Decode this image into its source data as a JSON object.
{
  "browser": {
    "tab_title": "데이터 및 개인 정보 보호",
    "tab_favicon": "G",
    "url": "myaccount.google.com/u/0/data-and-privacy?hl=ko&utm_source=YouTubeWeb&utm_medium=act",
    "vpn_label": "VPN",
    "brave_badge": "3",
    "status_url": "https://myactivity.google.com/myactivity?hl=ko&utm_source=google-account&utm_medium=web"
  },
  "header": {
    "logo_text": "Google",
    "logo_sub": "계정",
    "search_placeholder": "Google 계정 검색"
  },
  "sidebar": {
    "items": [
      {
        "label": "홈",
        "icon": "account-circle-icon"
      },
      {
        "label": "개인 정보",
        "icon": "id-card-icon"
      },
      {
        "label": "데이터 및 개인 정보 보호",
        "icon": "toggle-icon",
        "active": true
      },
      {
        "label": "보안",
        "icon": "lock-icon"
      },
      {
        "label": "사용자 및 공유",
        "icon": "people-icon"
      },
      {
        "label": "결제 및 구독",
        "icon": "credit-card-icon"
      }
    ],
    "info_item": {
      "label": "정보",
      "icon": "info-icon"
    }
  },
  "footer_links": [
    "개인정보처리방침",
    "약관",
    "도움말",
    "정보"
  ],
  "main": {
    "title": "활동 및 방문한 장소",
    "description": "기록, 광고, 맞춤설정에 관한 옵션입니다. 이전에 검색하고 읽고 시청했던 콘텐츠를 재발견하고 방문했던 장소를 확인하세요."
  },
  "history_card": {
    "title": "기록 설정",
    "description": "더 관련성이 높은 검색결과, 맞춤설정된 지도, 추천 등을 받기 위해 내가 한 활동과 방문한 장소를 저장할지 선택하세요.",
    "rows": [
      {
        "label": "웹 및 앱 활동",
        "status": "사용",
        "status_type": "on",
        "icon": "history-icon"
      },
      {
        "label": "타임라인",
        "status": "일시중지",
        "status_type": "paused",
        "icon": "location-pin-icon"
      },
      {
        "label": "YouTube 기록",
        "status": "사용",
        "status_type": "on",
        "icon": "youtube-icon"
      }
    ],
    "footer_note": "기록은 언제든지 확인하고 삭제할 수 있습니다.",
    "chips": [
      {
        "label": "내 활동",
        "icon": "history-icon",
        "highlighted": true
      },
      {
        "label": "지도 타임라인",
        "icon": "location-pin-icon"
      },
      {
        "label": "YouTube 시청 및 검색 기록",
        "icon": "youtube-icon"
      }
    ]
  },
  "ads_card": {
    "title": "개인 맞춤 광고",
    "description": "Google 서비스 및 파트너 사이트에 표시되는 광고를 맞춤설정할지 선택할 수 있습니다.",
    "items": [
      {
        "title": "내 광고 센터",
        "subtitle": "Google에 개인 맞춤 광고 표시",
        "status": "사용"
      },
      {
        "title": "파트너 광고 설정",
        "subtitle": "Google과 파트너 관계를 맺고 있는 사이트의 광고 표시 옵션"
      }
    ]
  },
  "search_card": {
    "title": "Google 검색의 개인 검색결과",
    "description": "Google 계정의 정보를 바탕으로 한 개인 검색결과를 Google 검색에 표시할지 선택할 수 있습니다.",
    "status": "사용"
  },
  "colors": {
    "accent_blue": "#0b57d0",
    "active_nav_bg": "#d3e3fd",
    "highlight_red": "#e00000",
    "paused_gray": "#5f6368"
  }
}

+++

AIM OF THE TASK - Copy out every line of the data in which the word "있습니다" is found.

SOLUTION TO THE EXERCISE -
    "footer_note": "기록은 언제든지 확인하고 삭제할 수 있습니다.",
    "description": "Google 서비스 및 파트너 사이트에 표시되는 광고를 맞춤설정할지 선택할 수 있습니다.",
    "description": "Google 계정의 정보를 바탕으로 한 개인 검색결과를 Google 검색에 표시할지 선택할 수 있습니다.",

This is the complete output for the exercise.